App and web page records
====
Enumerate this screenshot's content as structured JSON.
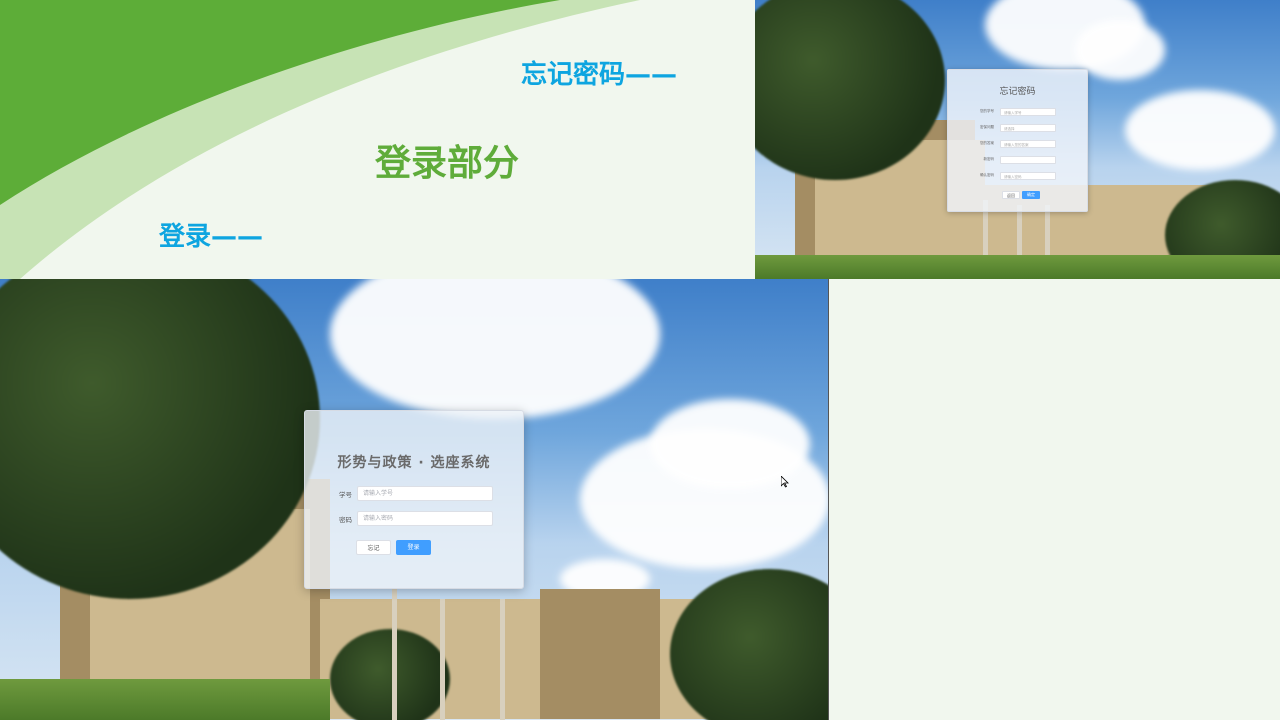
{
  "slide": {
    "section_title": "登录部分",
    "forgot_label": "忘记密码——",
    "login_label": "登录——"
  },
  "forgot_panel": {
    "title": "忘记密码",
    "fields": [
      {
        "label": "您的学号",
        "placeholder": "请输入学号"
      },
      {
        "label": "密保问题",
        "placeholder": "请选择"
      },
      {
        "label": "您的答案",
        "placeholder": "请输入您的答案"
      },
      {
        "label": "新密码",
        "placeholder": ""
      },
      {
        "label": "确认密码",
        "placeholder": "请输入密码"
      }
    ],
    "cancel_label": "返回",
    "ok_label": "确定"
  },
  "login_panel": {
    "title": "形势与政策 · 选座系统",
    "student_id_label": "学号",
    "student_id_placeholder": "请输入学号",
    "password_label": "密码",
    "password_placeholder": "请输入密码",
    "forgot_button": "忘记",
    "login_button": "登录"
  },
  "colors": {
    "accent_green": "#5fac3a",
    "accent_blue": "#0ea5e0",
    "button_primary": "#409eff"
  },
  "icons": [
    "cursor-icon"
  ]
}
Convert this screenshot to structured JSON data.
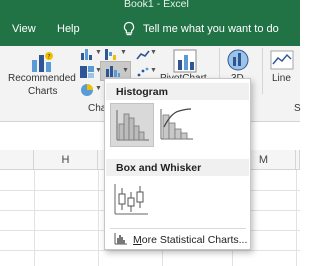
{
  "window": {
    "title": "Book1  -  Excel"
  },
  "tabs": [
    {
      "label": "View"
    },
    {
      "label": "Help"
    }
  ],
  "tell_me": {
    "text": "Tell me what you want to do"
  },
  "ribbon": {
    "recommended_charts": {
      "line1": "Recommended",
      "line2": "Charts"
    },
    "group_label_partial": "Cha",
    "pivotchart_label": "PivotChart",
    "map_3d_label": "3D",
    "line_label": "Line",
    "right_partial": "S"
  },
  "columns": [
    {
      "label": "H"
    },
    {
      "label": "I"
    },
    {
      "label": "M"
    }
  ],
  "dropdown": {
    "histogram": {
      "heading": "Histogram",
      "items": [
        {
          "name": "Histogram"
        },
        {
          "name": "Pareto"
        }
      ]
    },
    "box_whisker": {
      "heading": "Box and Whisker",
      "items": [
        {
          "name": "Box and Whisker"
        }
      ]
    },
    "more_label": "More Statistical Charts..."
  },
  "colors": {
    "excel_green": "#217346",
    "ribbon_bg": "#f3f3f3",
    "selected_thumb": "#d9d9d9"
  }
}
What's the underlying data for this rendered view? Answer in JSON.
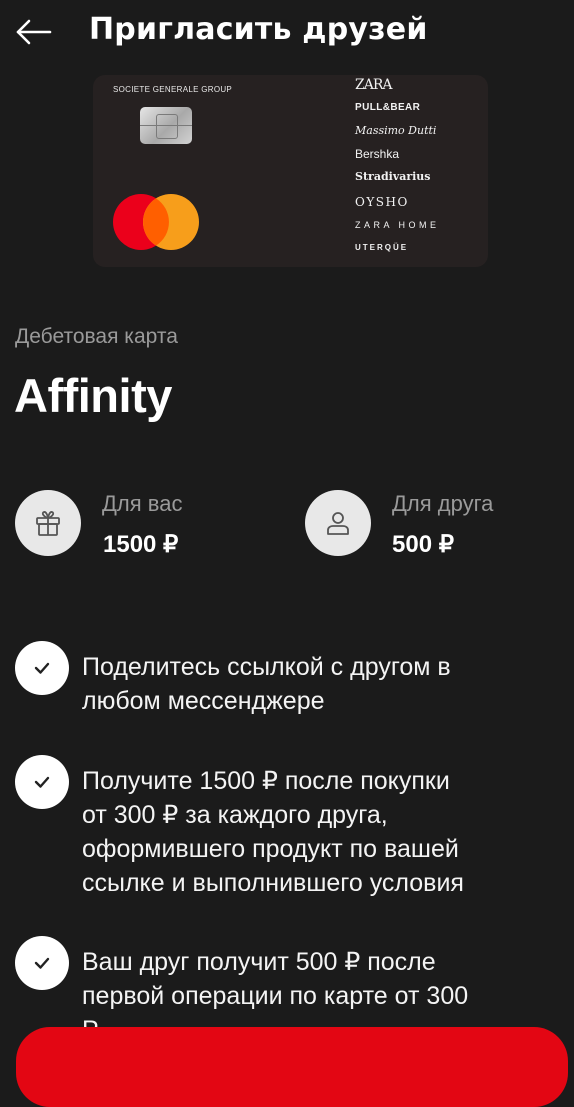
{
  "header": {
    "title": "Пригласить друзей",
    "back_icon": "arrow-left-icon"
  },
  "card": {
    "issuer": "SOCIETE GENERALE GROUP",
    "payment_system": "Mastercard",
    "brands": [
      "ZARA",
      "PULL&BEAR",
      "Massimo Dutti",
      "Bershka",
      "Stradivarius",
      "OYSHO",
      "ZARA HOME",
      "UTERQÜE"
    ]
  },
  "product": {
    "type": "Дебетовая карта",
    "name": "Affinity"
  },
  "rewards": [
    {
      "icon": "gift-icon",
      "label": "Для вас",
      "amount": "1500 ₽"
    },
    {
      "icon": "user-icon",
      "label": "Для друга",
      "amount": "500 ₽"
    }
  ],
  "steps": [
    {
      "icon": "check-icon",
      "text": "Поделитесь ссылкой с другом в\nлюбом мессенджере"
    },
    {
      "icon": "check-icon",
      "text": "Получите 1500 ₽ после покупки\nот 300 ₽ за каждого друга,\nоформившего продукт по вашей\nссылке и выполнившего  условия"
    },
    {
      "icon": "check-icon",
      "text": "Ваш друг получит 500 ₽ после\nпервой операции по карте от 300\nР"
    }
  ],
  "colors": {
    "background": "#1b1b1b",
    "accent": "#e30613",
    "mastercard_red": "#eb001b",
    "mastercard_orange": "#f79e1b"
  }
}
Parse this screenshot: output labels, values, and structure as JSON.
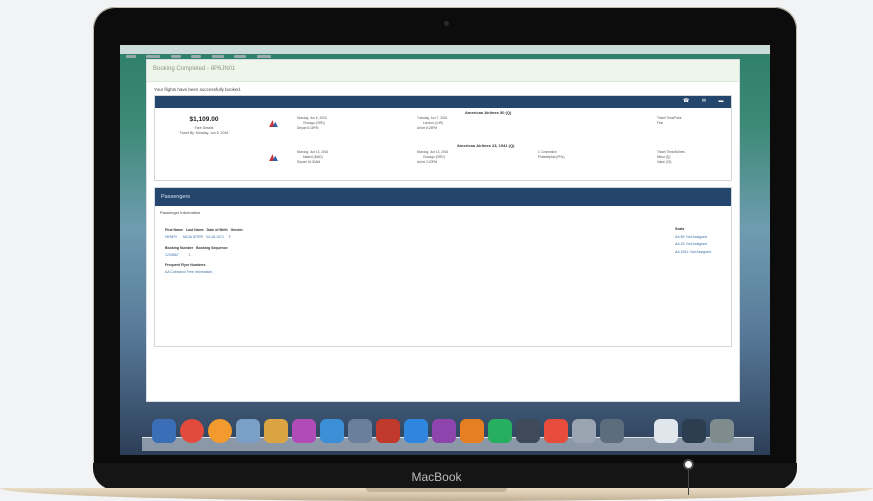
{
  "window": {
    "title": "Booking Completed - 8P6JN01"
  },
  "message": "Your flights have been successfully booked.",
  "summary": {
    "price": "$1,109.00",
    "fare_label": "Fare Details",
    "ticket_by": "Ticket By: Monday, Jun 6, 2016"
  },
  "outbound": {
    "flight_title": "American Airlines 50 (Q)",
    "depart_date": "Monday, Jun 6, 2016",
    "depart_city": "Chicago (ORD)",
    "depart_time": "Depart 6:15PM",
    "arrive_date": "Tuesday, Jun 7, 2016",
    "arrive_city": "London (LHR)",
    "arrive_time": "Arrive 8:25PM",
    "fare_class_label": "Travel Time/Fake",
    "fare_class_value": "Fine"
  },
  "return": {
    "flight_title": "American Airlines 23, 1941 (Q)",
    "depart_date": "Monday, Jun 13, 2016",
    "depart_city": "Madrid (MAD)",
    "depart_time": "Depart 10:30AM",
    "arrive_date": "Monday, Jun 13, 2016",
    "arrive_city": "Chicago (ORD)",
    "arrive_time": "Arrive 2:20PM",
    "stops_label": "1 Connection",
    "stops_value": "Philadelphia (PHL)",
    "fare_class_label": "Travel Time/Airlines",
    "fare_class_value_1": "Minor (Q)",
    "fare_class_value_2": "Value (23)"
  },
  "passengers": {
    "heading": "Passengers",
    "info_label": "Passenger Information",
    "col_first": "First Name",
    "col_last": "Last Name",
    "col_dob": "Date of Birth",
    "col_gender": "Gender",
    "first_value": "HENRY",
    "last_value": "MCALISTER",
    "dob_value": "04-18-1971",
    "gender_value": "F",
    "col_booking": "Booking Number",
    "col_booking_seq": "Booking Sequence",
    "booking_value": "1234567",
    "booking_seq_value": "1",
    "ff_label": "Frequent Flyer Numbers",
    "ff_value": "AA Cobranco Free Information",
    "seats_label": "Seats",
    "seat_1": "AA 50: Not Assigned",
    "seat_2": "AA 23: Not Assigned",
    "seat_3": "AA 1941: Not Assigned"
  },
  "laptop": {
    "brand": "MacBook"
  },
  "colors": {
    "header_blue": "#24466c",
    "link_blue": "#3a6ea5",
    "titlebar_green": "#eef6ec"
  }
}
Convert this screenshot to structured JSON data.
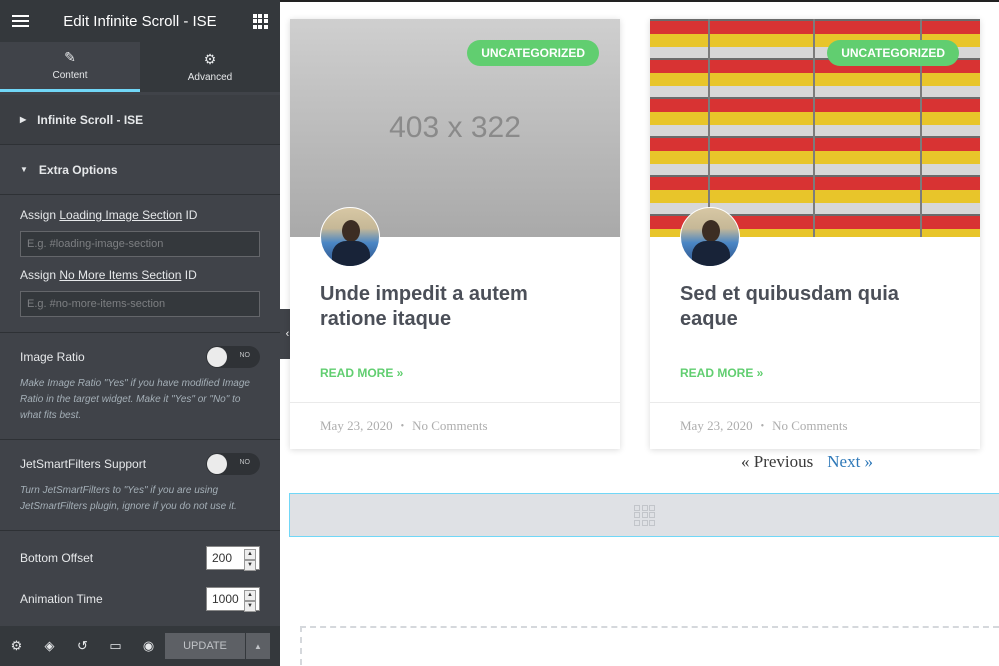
{
  "panel": {
    "title": "Edit Infinite Scroll - ISE",
    "tabs": [
      {
        "label": "Content",
        "icon": "pencil-icon"
      },
      {
        "label": "Advanced",
        "icon": "gear-icon"
      }
    ],
    "sections": [
      {
        "label": "Infinite Scroll - ISE",
        "state": "collapsed"
      },
      {
        "label": "Extra Options",
        "state": "expanded"
      }
    ],
    "loading_section": {
      "prefix": "Assign ",
      "link": "Loading Image Section",
      "suffix": " ID",
      "placeholder": "E.g. #loading-image-section"
    },
    "no_more_section": {
      "prefix": "Assign ",
      "link": "No More Items Section",
      "suffix": " ID",
      "placeholder": "E.g. #no-more-items-section"
    },
    "image_ratio": {
      "label": "Image Ratio",
      "toggle": "NO",
      "description": "Make Image Ratio \"Yes\" if you have modified Image Ratio in the target widget. Make it \"Yes\" or \"No\" to what fits best."
    },
    "jetsmart": {
      "label": "JetSmartFilters Support",
      "toggle": "NO",
      "description": "Turn JetSmartFilters to \"Yes\" if you are using JetSmartFilters plugin, ignore if you do not use it."
    },
    "bottom_offset": {
      "label": "Bottom Offset",
      "value": "200"
    },
    "animation_time": {
      "label": "Animation Time",
      "value": "1000"
    },
    "footer": {
      "icons": [
        "gear-icon",
        "layers-icon",
        "history-icon",
        "responsive-icon",
        "eye-icon"
      ],
      "update_label": "UPDATE"
    }
  },
  "posts": [
    {
      "category": "UNCATEGORIZED",
      "image_text": "403 x 322",
      "title": "Unde impedit a autem ratione itaque",
      "read_more": "READ MORE »",
      "date": "May 23, 2020",
      "comments": "No Comments"
    },
    {
      "category": "UNCATEGORIZED",
      "image_text": "",
      "title": "Sed et quibusdam quia eaque",
      "read_more": "READ MORE »",
      "date": "May 23, 2020",
      "comments": "No Comments"
    }
  ],
  "pagination": {
    "previous": "« Previous",
    "next": "Next »"
  },
  "colors": {
    "accent_green": "#61ce70",
    "panel_bg": "#404349",
    "link_blue": "#2e78b8",
    "active_tab": "#71d7f7"
  }
}
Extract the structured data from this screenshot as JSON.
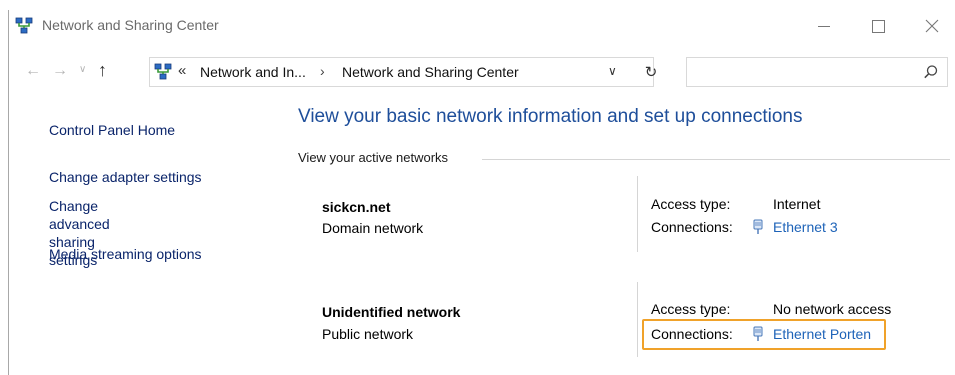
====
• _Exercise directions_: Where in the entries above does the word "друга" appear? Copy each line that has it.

• _Answer below_:
      "label": "Для друга",
      "text": "Получите 1500 ₽ после покупки\nот 300 ₽ за каждого друга,\nоформившего продукт по вашей\nссылке и выполнившего  условия"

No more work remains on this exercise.